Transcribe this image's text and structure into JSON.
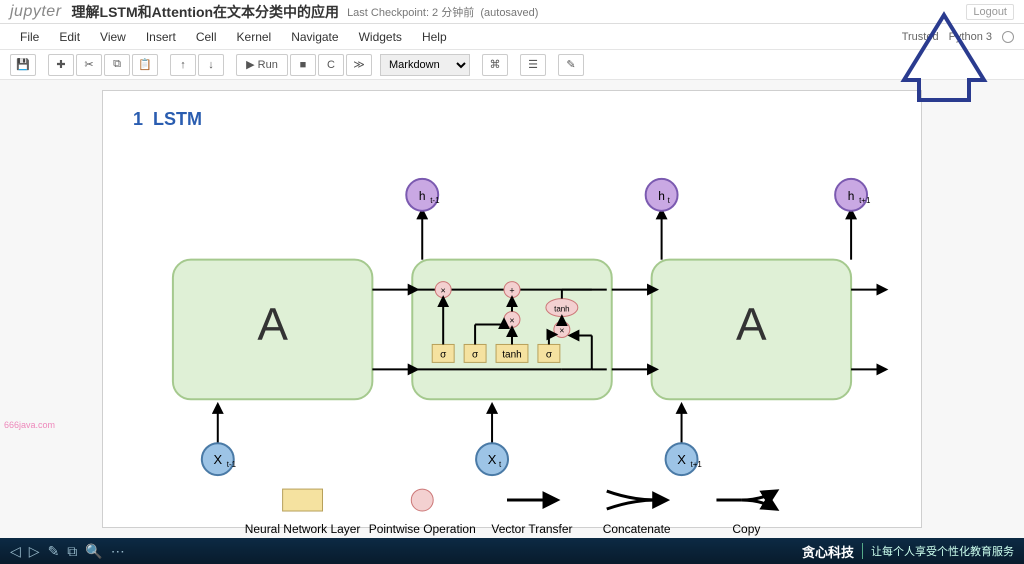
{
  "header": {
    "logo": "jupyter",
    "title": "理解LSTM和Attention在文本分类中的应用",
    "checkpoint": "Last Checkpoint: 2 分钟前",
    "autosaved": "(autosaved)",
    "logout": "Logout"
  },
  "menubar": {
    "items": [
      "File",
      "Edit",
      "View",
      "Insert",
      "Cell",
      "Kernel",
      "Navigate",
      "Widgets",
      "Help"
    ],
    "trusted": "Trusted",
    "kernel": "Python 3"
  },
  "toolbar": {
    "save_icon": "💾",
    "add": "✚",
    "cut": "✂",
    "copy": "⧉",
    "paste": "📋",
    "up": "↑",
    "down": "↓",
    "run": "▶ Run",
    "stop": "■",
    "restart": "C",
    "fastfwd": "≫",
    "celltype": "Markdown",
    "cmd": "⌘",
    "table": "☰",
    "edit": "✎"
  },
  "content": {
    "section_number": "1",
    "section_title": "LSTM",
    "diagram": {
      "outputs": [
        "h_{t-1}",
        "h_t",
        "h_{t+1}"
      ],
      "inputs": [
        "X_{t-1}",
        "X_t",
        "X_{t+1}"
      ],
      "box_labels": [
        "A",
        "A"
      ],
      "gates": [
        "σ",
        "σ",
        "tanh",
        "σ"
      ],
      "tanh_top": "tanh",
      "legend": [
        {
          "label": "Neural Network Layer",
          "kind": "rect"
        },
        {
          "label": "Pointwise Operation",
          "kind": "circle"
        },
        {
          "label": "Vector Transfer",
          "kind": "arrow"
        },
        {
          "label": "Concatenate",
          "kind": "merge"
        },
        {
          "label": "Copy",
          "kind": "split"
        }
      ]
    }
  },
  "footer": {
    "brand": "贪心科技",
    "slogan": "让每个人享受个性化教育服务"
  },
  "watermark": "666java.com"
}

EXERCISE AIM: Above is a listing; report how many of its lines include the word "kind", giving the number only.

ANSWER SPACE: 5